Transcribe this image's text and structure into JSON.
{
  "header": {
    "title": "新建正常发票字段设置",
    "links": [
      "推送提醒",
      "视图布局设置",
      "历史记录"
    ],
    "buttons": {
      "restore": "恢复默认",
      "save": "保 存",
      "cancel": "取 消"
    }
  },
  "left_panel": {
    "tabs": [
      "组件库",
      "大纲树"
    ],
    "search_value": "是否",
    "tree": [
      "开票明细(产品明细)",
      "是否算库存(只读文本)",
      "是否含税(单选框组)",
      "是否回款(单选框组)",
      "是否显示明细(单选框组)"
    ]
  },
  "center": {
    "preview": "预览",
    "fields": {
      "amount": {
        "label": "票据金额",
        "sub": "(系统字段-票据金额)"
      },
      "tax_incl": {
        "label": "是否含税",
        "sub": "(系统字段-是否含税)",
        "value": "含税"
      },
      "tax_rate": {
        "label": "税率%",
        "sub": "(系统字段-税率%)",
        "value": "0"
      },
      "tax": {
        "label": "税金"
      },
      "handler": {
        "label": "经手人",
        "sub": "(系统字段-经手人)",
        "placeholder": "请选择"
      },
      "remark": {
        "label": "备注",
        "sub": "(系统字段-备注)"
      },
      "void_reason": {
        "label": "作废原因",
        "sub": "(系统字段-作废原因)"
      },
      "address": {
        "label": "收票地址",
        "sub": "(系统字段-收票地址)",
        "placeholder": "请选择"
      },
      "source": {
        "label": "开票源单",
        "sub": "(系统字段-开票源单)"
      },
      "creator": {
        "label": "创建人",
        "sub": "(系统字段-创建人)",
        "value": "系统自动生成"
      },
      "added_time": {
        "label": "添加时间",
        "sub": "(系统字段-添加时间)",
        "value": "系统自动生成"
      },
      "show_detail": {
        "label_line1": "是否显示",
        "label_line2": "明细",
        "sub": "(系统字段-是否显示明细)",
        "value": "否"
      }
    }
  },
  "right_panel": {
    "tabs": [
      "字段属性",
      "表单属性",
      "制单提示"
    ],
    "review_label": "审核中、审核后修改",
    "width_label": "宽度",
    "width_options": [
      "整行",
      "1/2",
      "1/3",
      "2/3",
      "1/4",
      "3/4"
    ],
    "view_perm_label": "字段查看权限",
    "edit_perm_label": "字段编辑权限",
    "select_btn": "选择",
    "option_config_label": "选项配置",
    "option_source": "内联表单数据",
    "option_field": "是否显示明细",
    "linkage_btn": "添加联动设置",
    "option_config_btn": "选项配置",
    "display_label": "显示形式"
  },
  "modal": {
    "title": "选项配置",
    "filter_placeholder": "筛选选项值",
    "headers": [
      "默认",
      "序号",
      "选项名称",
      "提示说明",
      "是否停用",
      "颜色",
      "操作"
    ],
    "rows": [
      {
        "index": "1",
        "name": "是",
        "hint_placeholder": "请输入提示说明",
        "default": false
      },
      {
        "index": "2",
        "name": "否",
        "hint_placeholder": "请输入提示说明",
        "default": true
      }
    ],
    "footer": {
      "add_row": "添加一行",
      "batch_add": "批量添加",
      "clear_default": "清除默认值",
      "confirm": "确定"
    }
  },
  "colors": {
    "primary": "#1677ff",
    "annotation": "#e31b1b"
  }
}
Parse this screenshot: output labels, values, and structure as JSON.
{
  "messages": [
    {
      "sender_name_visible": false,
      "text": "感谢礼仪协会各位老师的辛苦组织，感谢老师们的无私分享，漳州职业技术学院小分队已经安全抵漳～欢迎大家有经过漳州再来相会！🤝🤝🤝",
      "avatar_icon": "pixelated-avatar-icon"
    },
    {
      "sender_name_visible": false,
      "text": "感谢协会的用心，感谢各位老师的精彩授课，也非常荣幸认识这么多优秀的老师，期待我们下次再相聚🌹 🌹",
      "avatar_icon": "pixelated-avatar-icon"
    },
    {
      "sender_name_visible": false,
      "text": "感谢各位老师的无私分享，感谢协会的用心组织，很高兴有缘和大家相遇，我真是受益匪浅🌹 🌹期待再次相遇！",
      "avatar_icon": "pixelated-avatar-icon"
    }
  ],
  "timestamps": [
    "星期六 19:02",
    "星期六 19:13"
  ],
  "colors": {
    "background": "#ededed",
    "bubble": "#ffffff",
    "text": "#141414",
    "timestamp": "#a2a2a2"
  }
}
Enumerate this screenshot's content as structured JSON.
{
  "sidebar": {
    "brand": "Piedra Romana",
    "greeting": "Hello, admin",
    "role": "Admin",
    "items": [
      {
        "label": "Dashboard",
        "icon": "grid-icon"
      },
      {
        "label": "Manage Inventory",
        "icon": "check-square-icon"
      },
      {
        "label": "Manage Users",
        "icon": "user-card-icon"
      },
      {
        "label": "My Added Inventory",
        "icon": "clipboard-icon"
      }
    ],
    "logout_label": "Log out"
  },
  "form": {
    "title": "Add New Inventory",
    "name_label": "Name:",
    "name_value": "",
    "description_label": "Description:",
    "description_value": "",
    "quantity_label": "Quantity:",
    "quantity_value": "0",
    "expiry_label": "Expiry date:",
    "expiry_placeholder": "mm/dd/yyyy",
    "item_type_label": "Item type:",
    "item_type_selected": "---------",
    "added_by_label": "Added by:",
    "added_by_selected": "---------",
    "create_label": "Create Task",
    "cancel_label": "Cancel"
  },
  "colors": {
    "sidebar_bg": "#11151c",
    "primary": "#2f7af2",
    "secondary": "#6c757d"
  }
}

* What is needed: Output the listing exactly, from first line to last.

* Result for this exercise:
Transcribe this image's text and structure into JSON.
{
  "header": {
    "title": "新建正常发票字段设置",
    "links": [
      "推送提醒",
      "视图布局设置",
      "历史记录"
    ],
    "buttons": {
      "restore": "恢复默认",
      "save": "保 存",
      "cancel": "取 消"
    }
  },
  "left_panel": {
    "tabs": [
      "组件库",
      "大纲树"
    ],
    "search_value": "是否",
    "tree": [
      "开票明细(产品明细)",
      "是否算库存(只读文本)",
      "是否含税(单选框组)",
      "是否回款(单选框组)",
      "是否显示明细(单选框组)"
    ]
  },
  "center": {
    "preview": "预览",
    "fields": {
      "amount": {
        "label": "票据金额",
        "sub": "(系统字段-票据金额)"
      },
      "tax_incl": {
        "label": "是否含税",
        "sub": "(系统字段-是否含税)",
        "value": "含税"
      },
      "tax_rate": {
        "label": "税率%",
        "sub": "(系统字段-税率%)",
        "value": "0"
      },
      "tax": {
        "label": "税金"
      },
      "handler": {
        "label": "经手人",
        "sub": "(系统字段-经手人)",
        "placeholder": "请选择"
      },
      "remark": {
        "label": "备注",
        "sub": "(系统字段-备注)"
      },
      "void_reason": {
        "label": "作废原因",
        "sub": "(系统字段-作废原因)"
      },
      "address": {
        "label": "收票地址",
        "sub": "(系统字段-收票地址)",
        "placeholder": "请选择"
      },
      "source": {
        "label": "开票源单",
        "sub": "(系统字段-开票源单)"
      },
      "creator": {
        "label": "创建人",
        "sub": "(系统字段-创建人)",
        "value": "系统自动生成"
      },
      "added_time": {
        "label": "添加时间",
        "sub": "(系统字段-添加时间)",
        "value": "系统自动生成"
      },
      "show_detail": {
        "label_line1": "是否显示",
        "label_line2": "明细",
        "sub": "(系统字段-是否显示明细)",
        "value": "否"
      }
    }
  },
  "right_panel": {
    "tabs": [
      "字段属性",
      "表单属性",
      "制单提示"
    ],
    "review_label": "审核中、审核后修改",
    "width_label": "宽度",
    "width_options": [
      "整行",
      "1/2",
      "1/3",
      "2/3",
      "1/4",
      "3/4"
    ],
    "view_perm_label": "字段查看权限",
    "edit_perm_label": "字段编辑权限",
    "select_btn": "选择",
    "option_config_label": "选项配置",
    "option_source": "内联表单数据",
    "option_field": "是否显示明细",
    "linkage_btn": "添加联动设置",
    "option_config_btn": "选项配置",
    "display_label": "显示形式"
  },
  "modal": {
    "title": "选项配置",
    "filter_placeholder": "筛选选项值",
    "headers": [
      "默认",
      "序号",
      "选项名称",
      "提示说明",
      "是否停用",
      "颜色",
      "操作"
    ],
    "rows": [
      {
        "index": "1",
        "name": "是",
        "hint_placeholder": "请输入提示说明",
        "default": false
      },
      {
        "index": "2",
        "name": "否",
        "hint_placeholder": "请输入提示说明",
        "default": true
      }
    ],
    "footer": {
      "add_row": "添加一行",
      "batch_add": "批量添加",
      "clear_default": "清除默认值",
      "confirm": "确定"
    }
  },
  "colors": {
    "primary": "#1677ff",
    "annotation": "#e31b1b"
  }
}
Parse this screenshot: output labels, values, and structure as JSON.
{
  "messages": [
    {
      "sender_name_visible": false,
      "text": "感谢礼仪协会各位老师的辛苦组织，感谢老师们的无私分享，漳州职业技术学院小分队已经安全抵漳～欢迎大家有经过漳州再来相会！🤝🤝🤝",
      "avatar_icon": "pixelated-avatar-icon"
    },
    {
      "sender_name_visible": false,
      "text": "感谢协会的用心，感谢各位老师的精彩授课，也非常荣幸认识这么多优秀的老师，期待我们下次再相聚🌹 🌹",
      "avatar_icon": "pixelated-avatar-icon"
    },
    {
      "sender_name_visible": false,
      "text": "感谢各位老师的无私分享，感谢协会的用心组织，很高兴有缘和大家相遇，我真是受益匪浅🌹 🌹期待再次相遇！",
      "avatar_icon": "pixelated-avatar-icon"
    }
  ],
  "timestamps": [
    "星期六 19:02",
    "星期六 19:13"
  ],
  "colors": {
    "background": "#ededed",
    "bubble": "#ffffff",
    "text": "#141414",
    "timestamp": "#a2a2a2"
  }
}
Enumerate this screenshot's content as structured JSON.
{
  "sidebar": {
    "brand": "Piedra Romana",
    "greeting": "Hello, admin",
    "role": "Admin",
    "items": [
      {
        "label": "Dashboard",
        "icon": "grid-icon"
      },
      {
        "label": "Manage Inventory",
        "icon": "check-square-icon"
      },
      {
        "label": "Manage Users",
        "icon": "user-card-icon"
      },
      {
        "label": "My Added Inventory",
        "icon": "clipboard-icon"
      }
    ],
    "logout_label": "Log out"
  },
  "form": {
    "title": "Add New Inventory",
    "name_label": "Name:",
    "name_value": "",
    "description_label": "Description:",
    "description_value": "",
    "quantity_label": "Quantity:",
    "quantity_value": "0",
    "expiry_label": "Expiry date:",
    "expiry_placeholder": "mm/dd/yyyy",
    "item_type_label": "Item type:",
    "item_type_selected": "---------",
    "added_by_label": "Added by:",
    "added_by_selected": "---------",
    "create_label": "Create Task",
    "cancel_label": "Cancel"
  },
  "colors": {
    "sidebar_bg": "#11151c",
    "primary": "#2f7af2",
    "secondary": "#6c757d"
  }
}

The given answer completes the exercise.